What was the issue you were addressing or working on?
The aim was to support clinicians in making person centred decisions, to assess and balance the risks associated with Polypharmacy in the elderly. This evidenced improvements in terms of reduced numbers of repeat medications, high levels of staff and patient satisfaction and increased efficiency within the prescribing budgets.
What you did?
Polypharmacy refers to the concurrent use of multiple medications by a single patient. Use of multiple medications predisposes older people to adverse drug reactions. We have developed, tested and are rolling out a multi-disciplinary model within general practice of Polypharmacy review of patients aged 75 or over on 12 or more repeat medications.
The model for the clinic involved:
- identify people over the age of 75 on 12 or more repeat medications within an agreed cohort of general practices. Patient and /or carer contacted by a senior administrator to explain the purpose of the review and agree an appointment time. The phone call was followed up by a written appointment letter.
- Patient’s acute medical records were reviewed.
- 20 – 30 minute review of patient (accompanied by carer where possible) by 3 clinicians focussing on medication compliance, understanding of medication and clinical review of prescribed medication.
- Joint agreement with patient/carer about proposed changes
- Letter sent to patient confirming medication changes and copied into general practice and secondary care records.
- One month post clinic review of patients
What were the outcomes - benefits or otherwise?

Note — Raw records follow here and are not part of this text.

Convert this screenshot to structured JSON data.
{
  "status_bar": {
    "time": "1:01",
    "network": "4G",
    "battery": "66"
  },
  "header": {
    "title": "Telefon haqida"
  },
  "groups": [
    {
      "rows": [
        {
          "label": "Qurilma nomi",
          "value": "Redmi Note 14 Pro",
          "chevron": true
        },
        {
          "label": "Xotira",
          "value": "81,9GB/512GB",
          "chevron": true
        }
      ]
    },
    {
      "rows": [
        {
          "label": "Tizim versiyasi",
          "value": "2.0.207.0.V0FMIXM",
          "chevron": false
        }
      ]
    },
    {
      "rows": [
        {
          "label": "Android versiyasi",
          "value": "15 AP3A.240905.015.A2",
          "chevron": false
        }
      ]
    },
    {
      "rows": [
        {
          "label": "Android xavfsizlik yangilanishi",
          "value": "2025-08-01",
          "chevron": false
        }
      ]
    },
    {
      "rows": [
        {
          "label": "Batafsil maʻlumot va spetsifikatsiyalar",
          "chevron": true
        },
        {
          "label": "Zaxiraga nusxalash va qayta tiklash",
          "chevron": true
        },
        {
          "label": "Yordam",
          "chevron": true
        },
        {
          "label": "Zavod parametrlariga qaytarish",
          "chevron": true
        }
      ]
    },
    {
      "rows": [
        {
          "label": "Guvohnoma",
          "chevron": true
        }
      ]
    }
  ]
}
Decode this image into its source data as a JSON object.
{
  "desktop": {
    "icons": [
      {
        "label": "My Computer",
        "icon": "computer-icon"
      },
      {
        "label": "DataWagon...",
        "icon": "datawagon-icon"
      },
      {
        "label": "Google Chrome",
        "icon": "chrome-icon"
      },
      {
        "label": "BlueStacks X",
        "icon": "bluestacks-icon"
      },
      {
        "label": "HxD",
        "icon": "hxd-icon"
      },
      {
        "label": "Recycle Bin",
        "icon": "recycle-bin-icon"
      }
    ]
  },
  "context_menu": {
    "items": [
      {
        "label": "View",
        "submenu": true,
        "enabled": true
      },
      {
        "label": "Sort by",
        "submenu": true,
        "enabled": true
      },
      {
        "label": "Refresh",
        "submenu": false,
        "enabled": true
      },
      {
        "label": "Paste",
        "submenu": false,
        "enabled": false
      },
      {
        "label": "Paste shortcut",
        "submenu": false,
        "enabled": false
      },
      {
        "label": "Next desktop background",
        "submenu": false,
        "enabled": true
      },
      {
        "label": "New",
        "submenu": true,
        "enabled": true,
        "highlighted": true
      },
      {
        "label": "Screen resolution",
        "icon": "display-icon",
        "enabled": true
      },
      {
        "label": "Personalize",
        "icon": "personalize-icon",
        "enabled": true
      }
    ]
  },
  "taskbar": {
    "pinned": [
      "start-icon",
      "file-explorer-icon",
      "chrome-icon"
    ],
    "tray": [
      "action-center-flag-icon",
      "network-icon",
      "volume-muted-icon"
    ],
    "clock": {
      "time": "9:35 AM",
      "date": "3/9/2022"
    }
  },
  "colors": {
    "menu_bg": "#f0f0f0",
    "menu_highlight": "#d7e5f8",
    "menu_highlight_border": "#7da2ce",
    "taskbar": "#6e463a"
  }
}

658 patients have been reviewed (to September 2013). The average number of medications pre-test was 13 and the average number of medications post test was 11.5 per patient. There has been very positive feedback from patients who have participated in a polypharmacy review with the majority understanding medications better and over 30% reporting they feel better as result of changes made to their medication.